In this feature originally published in The Mandarin, UNSW Canberra’s Dr Sue Williamson outlines some of the key elements and tactics to bring about a more gender-equal public workforce.Read More
Older Aboriginal Australians are considered one of the most vulnerable populations in the country as they are at greater risks for multiple chronic diseases while being less able to access culturally appropriate care.
In this post from The Conversation, Neuroscience Research Australia’s Tony Broe believes that an effective Indigenous aged care model must facilitate greater family and community involvement to improve the health outcomes of older Aboriginal Australians.Read More
Aboriginal and Torres Strait Islander peoples occupy a unique position as the first sovereign peoples of Australia. And while governments have been striving to improve their relationships with as well as their abilities to represent and provide services to Indigenous Australians, there is still a long way to go.
In this post, the Australia and New Zealand School of Government’s (ANZSOG) Aurora Milroy discusses why Indigenous values and culture should be embedded in the Australian Public Service (APS), and outlines practical solutions for helping the Commonwealth begin to reset its relationship with Indigenous peoples.Read More
Is Australia getting good return on investment in early childhood education? A report conducted by PwC for the Front Project finds that Australia is getting $2 back for every $1 spent on preschool.
While this statistic is important, Jen Jackson of Victorian University’s Mitchell Institute argues that we need to examine and invest in the complex chain of events that in order for the country to reap the two-for-one return.
This article was originally published in The Conversation.Read More
In today's post, Dr Simone Casey (@simonecasey) discusses the ethics and efficacy of recent developments in welfare conditionality in Australia. This continues her series of posts examining topical issues in Australia's employment services system - ParentsNext; mutual obligation; 'work first' activation of jobseekers; and the growing presence of automation in Australia's welfare system. Dr Casey is an Associate of the RMIT Future Social Services Institute.Read More
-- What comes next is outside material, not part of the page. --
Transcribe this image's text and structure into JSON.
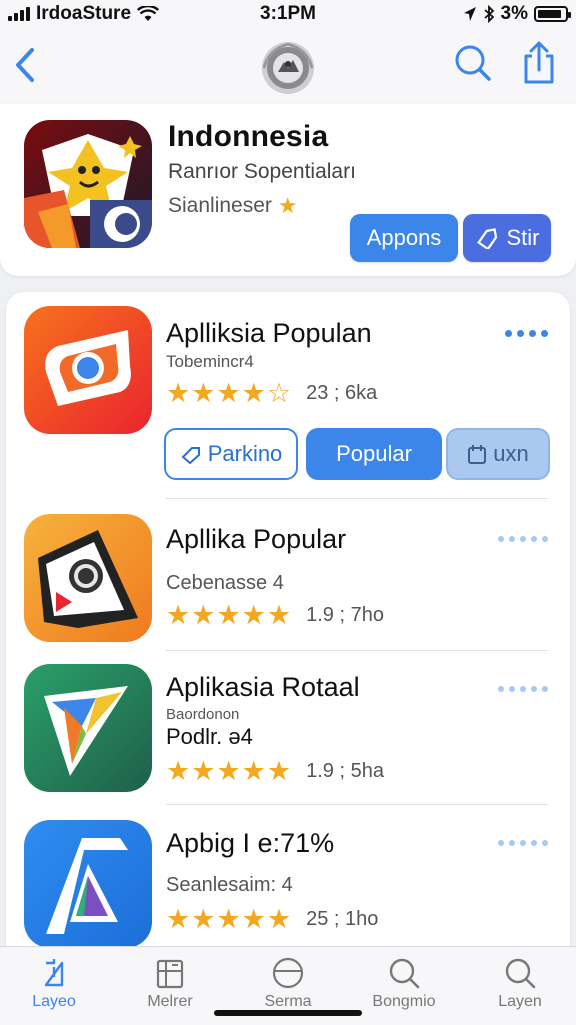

Too many of our kids are incarcerated and living away from their families and their ‘country’ in youth detention facilities. It is urgent and critical to commit to transforming the way Australian youth justice service is undertaken. Sharynne Hamilton, Ngunnawal woman and PhD scholar at the University of Western Australia, explains the potential of ‘Justice Capital’ to lead the way.Read More
Sexual harassment and assault at music festivals has received very little scholarly attention, but Dr Bianca Fileborn (@snappyalligator; University of Melbourne) and Dr Phillip Wadds (@phillipwadds; UNSW) are rectifying this knowledge gap. Here they report on their recent research project and suggest some ways that festival organisers and the music industry can make festivals safer spaces.Read More
This article from Dr Simone Casey explores tensions between 'work first' activation of unemployed people enforced by the employment services system in Australia and theories of rational choice that underpin market economies. Dr Casey is an Associate of the RMIT Future Social Services Institute.Read More
The role of animals in supporting mental health and emotional wellbeing is probably not a modern phenomenon. Myers (1998) draws our attention to the book ‘De Canibus Britannicus’, written in the sixteenth century by Dr Cairs in which he advocated the therapeutic use of dogs and recommended that a person afflicted by illness should carry a small dog on their bosom to soak up the disease. In 1699 John Locke prescribed giving children small animals, including dogs, birds or even squirrels, to look after, in order to foster the development of ‘tender feelings and responsibility for others’ (Garforth, 1964, p.154). The assumption was that this would help children to control their innately ‘beast like’ characteristics (Myers, 1998). In the first of her two guest posts this week on Power to Persuade, Dr Alison Broad the Director of Primary Initial Teacher Education examines the question – can animal assisted therapies help to tackle the issues of wellbeing and mental health?Read More